AIMS | Messerschmitt Me 262 A-1/U3 Conversion
Reviewed by Andrew Birnie
Having a penchant for reconnaissance aircraft, it's unsurprising that my favourite version of the Me 262 is the A-1a/U3, the fact it generally wore a very attractive camouflage scheme is just the cherry on top. Though there has been no kit release of this version in 1/32, AIMS came to the rescue a few years ago with a superb conversion aimed for the Trumpeter kit, upon receiving the new tool Revell version I was more than eager to see if it was compatible.
Consisting of sixteen cream resin, and twenty-three etch parts, which enable the modeller to have the camera bays open or closed, or indeed one open and the other closed should you wish. The set contains two superb Rb 20/30 cameras, film cans and associated equipment.
I am pleased to say the set is compatible with the Revell kit - it is certainly suits this kit over the Trumpeter in terms of surface detail, though the upper forward fuselage part will require either:
- A, a thin piece of plastic to raise it up so it fits flush with the nose cone, and the bay doors will require a wee bit of trimming as they are a little bit too long.

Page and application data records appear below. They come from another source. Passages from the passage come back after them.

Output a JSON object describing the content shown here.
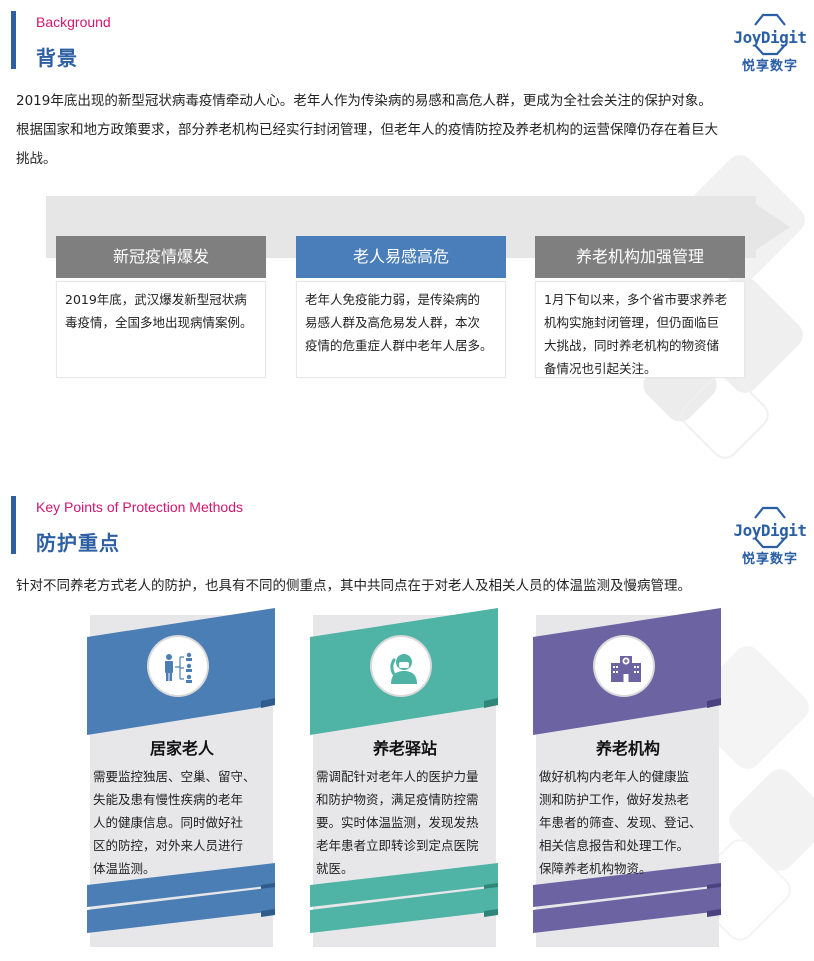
{
  "section1": {
    "title_en": "Background",
    "title_cn": "背景",
    "paragraph_lines": [
      "2019年底出现的新型冠状病毒疫情牵动人心。老年人作为传染病的易感和高危人群，更成为全社会关注的保护对象。",
      "根据国家和地方政策要求，部分养老机构已经实行封闭管理，但老年人的疫情防控及养老机构的运营保障仍存在着巨大",
      "挑战。"
    ],
    "cards": [
      {
        "title": "新冠疫情爆发",
        "color": "#7f7f7f",
        "lines": [
          "2019年底，武汉爆发新型冠状病",
          "毒疫情，全国多地出现病情案例。"
        ]
      },
      {
        "title": "老人易感高危",
        "color": "#4a7ebb",
        "lines": [
          "老年人免疫能力弱，是传染病的",
          "易感人群及高危易发人群，本次",
          "疫情的危重症人群中老年人居多。"
        ]
      },
      {
        "title": "养老机构加强管理",
        "color": "#7f7f7f",
        "lines": [
          "1月下旬以来，多个省市要求养老",
          "机构实施封闭管理，但仍面临巨",
          "大挑战，同时养老机构的物资储",
          "备情况也引起关注。"
        ]
      }
    ]
  },
  "section2": {
    "title_en": "Key Points of Protection Methods",
    "title_cn": "防护重点",
    "paragraph": "针对不同养老方式老人的防护，也具有不同的侧重点，其中共同点在于对老人及相关人员的体温监测及慢病管理。",
    "cards": [
      {
        "title": "居家老人",
        "icon": "family-tree-icon",
        "color": "#4a7eb5",
        "lines": [
          "需要监控独居、空巢、留守、",
          "失能及患有慢性疾病的老年",
          "人的健康信息。同时做好社",
          "区的防控，对外来人员进行",
          "体温监测。"
        ]
      },
      {
        "title": "养老驿站",
        "icon": "doctor-phone-icon",
        "color": "#4fb3a5",
        "lines": [
          "需调配针对老年人的医护力量",
          "和防护物资，满足疫情防控需",
          "要。实时体温监测，发现发热",
          "老年患者立即转诊到定点医院",
          "就医。"
        ]
      },
      {
        "title": "养老机构",
        "icon": "hospital-icon",
        "color": "#6c63a3",
        "lines": [
          "做好机构内老年人的健康监",
          "测和防护工作，做好发热老",
          "年患者的筛查、发现、登记、",
          "相关信息报告和处理工作。",
          "保障养老机构物资。"
        ]
      }
    ]
  },
  "logo": {
    "text_en": "JoyDigit",
    "text_cn": "悦享数字",
    "color": "#2a5ea5"
  },
  "accent_colors": {
    "header_bar": "#2e5fa3",
    "english_title": "#d0166f"
  }
}
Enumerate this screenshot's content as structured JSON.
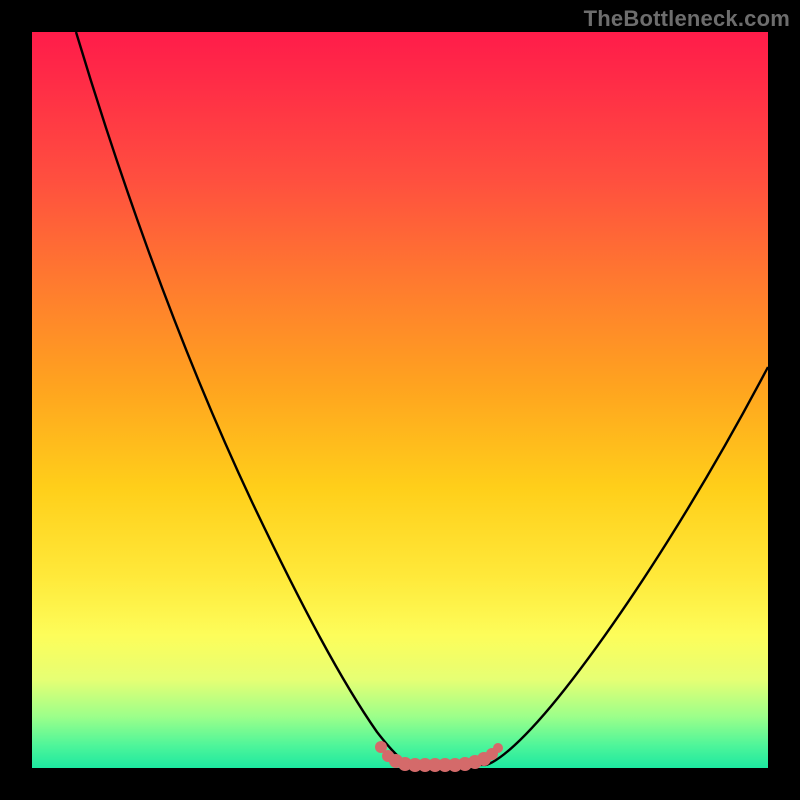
{
  "brand": "TheBottleneck.com",
  "colors": {
    "curve_stroke": "#000000",
    "marker_stroke": "#d46a6a",
    "marker_fill": "#d46a6a",
    "background_top": "#ff1c4a",
    "background_bottom": "#1de8a0",
    "frame": "#000000"
  },
  "chart_data": {
    "type": "line",
    "title": "",
    "xlabel": "",
    "ylabel": "",
    "xlim": [
      0,
      100
    ],
    "ylim": [
      0,
      100
    ],
    "grid": false,
    "legend": false,
    "series": [
      {
        "name": "bottleneck-curve-left",
        "x": [
          0,
          5,
          10,
          15,
          20,
          25,
          30,
          35,
          40,
          43,
          46,
          49,
          51
        ],
        "values": [
          100,
          92,
          82,
          72,
          62,
          52,
          42,
          32,
          21,
          13,
          7,
          2,
          0
        ]
      },
      {
        "name": "bottleneck-curve-right",
        "x": [
          62,
          65,
          70,
          75,
          80,
          85,
          90,
          95,
          100
        ],
        "values": [
          0,
          3,
          9,
          16,
          23,
          31,
          39,
          47,
          55
        ]
      },
      {
        "name": "optimal-range-markers",
        "x": [
          48,
          49,
          50,
          51,
          52,
          53,
          54,
          55,
          56,
          57,
          58,
          59,
          60,
          61,
          62
        ],
        "values": [
          2,
          0.6,
          0.3,
          0.2,
          0.2,
          0.2,
          0.2,
          0.2,
          0.2,
          0.3,
          0.4,
          0.5,
          0.8,
          1.3,
          2
        ]
      }
    ]
  }
}
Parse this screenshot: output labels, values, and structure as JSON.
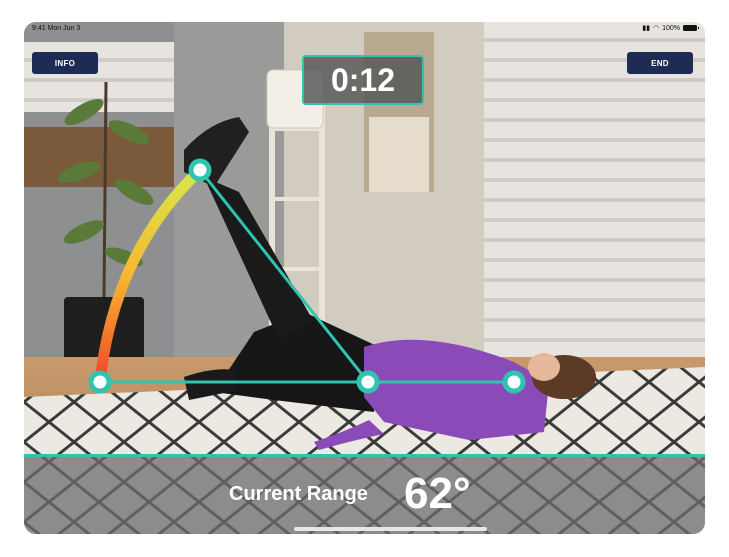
{
  "status_bar": {
    "time": "9:41 Mon Jun 3",
    "battery": "100%"
  },
  "buttons": {
    "info_label": "INFO",
    "end_label": "END"
  },
  "timer": {
    "value": "0:12"
  },
  "range": {
    "label": "Current Range",
    "value": "62°"
  },
  "colors": {
    "accent": "#2ec4b0",
    "button_bg": "#1e2b55",
    "arc_start": "#f0442a",
    "arc_mid": "#f7b731",
    "arc_end": "#d6e84a"
  }
}
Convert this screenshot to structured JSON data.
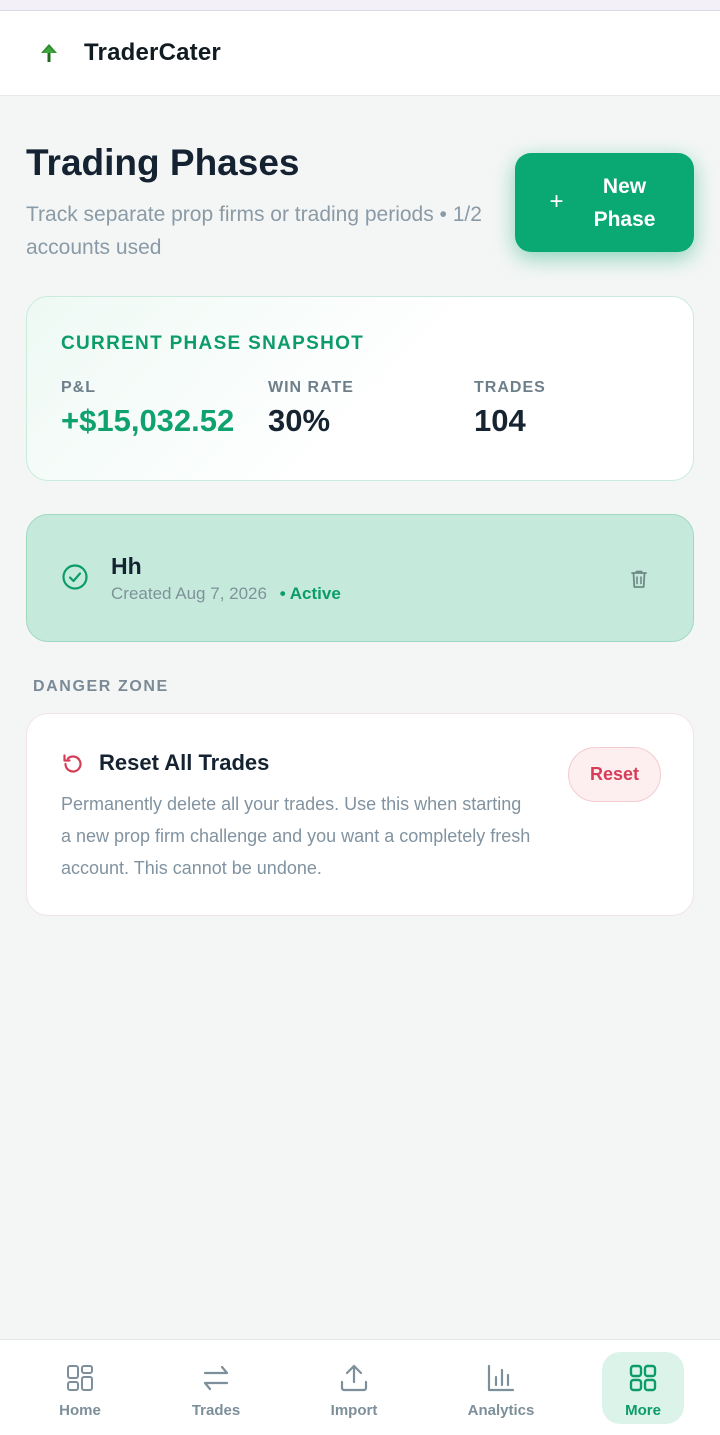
{
  "app": {
    "brand": "TraderCater"
  },
  "header": {
    "title": "Trading Phases",
    "subtitle": "Track separate prop firms or trading periods • 1/2 accounts used",
    "new_button_label": "New Phase"
  },
  "snapshot": {
    "title": "CURRENT PHASE SNAPSHOT",
    "stats": [
      {
        "label": "P&L",
        "value": "+$15,032.52"
      },
      {
        "label": "WIN RATE",
        "value": "30%"
      },
      {
        "label": "TRADES",
        "value": "104"
      }
    ]
  },
  "phases": [
    {
      "name": "Hh",
      "created": "Created Aug 7, 2026",
      "status": "• Active"
    }
  ],
  "danger_zone": {
    "label": "DANGER ZONE",
    "title": "Reset All Trades",
    "description": "Permanently delete all your trades. Use this when starting a new prop firm challenge and you want a completely fresh account. This cannot be undone.",
    "button_label": "Reset"
  },
  "bottom_nav": {
    "items": [
      {
        "label": "Home",
        "icon": "home-grid-icon"
      },
      {
        "label": "Trades",
        "icon": "arrows-swap-icon"
      },
      {
        "label": "Import",
        "icon": "upload-icon"
      },
      {
        "label": "Analytics",
        "icon": "bar-chart-icon"
      },
      {
        "label": "More",
        "icon": "apps-grid-icon",
        "active": true
      }
    ]
  },
  "colors": {
    "accent": "#0aa872",
    "danger": "#d63d58",
    "active_card": "#c5eadc"
  }
}
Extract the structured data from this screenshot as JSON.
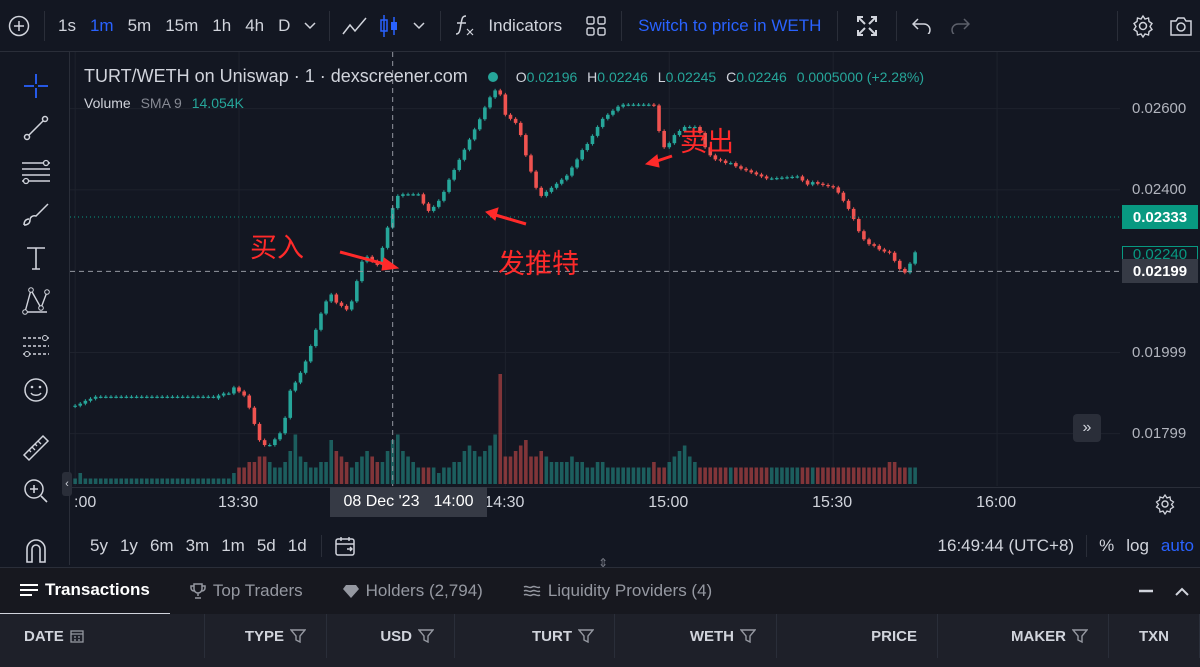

- Or B, trimming the foward most resin part, which might make it flush with the nose cone, and allow the bay doors to fit without trimming, or certainly not as much.
The under fuselage camera ports aren't a drop fit as per the Trumpeter kit, as the Revell kit is one-piece in that area, and it might be wise to trim the resin part back to the edge of the port, then cut out the appropriate part of the kit, so you're dealing with a relatively flat area - the resin part also includes part of the curved fuselage side, mirroring the replaced Trumpeter kit part, and last but not least, the rear camera bay bulkhead etch part fits the Revell part perfectly, as can be seen in the appropriate photograph.
This is a superb set, and will certainly result it a model which stands out from the crowd.
Available from AIMS.
You can see a build of the conversion using the Trumpeter kit by John McIllmurray, Mr AIMS, here.
© Andrew Birnie, 2019
This review was published on Thursday, August 01 2019; Last modified on Thursday, August 01 2019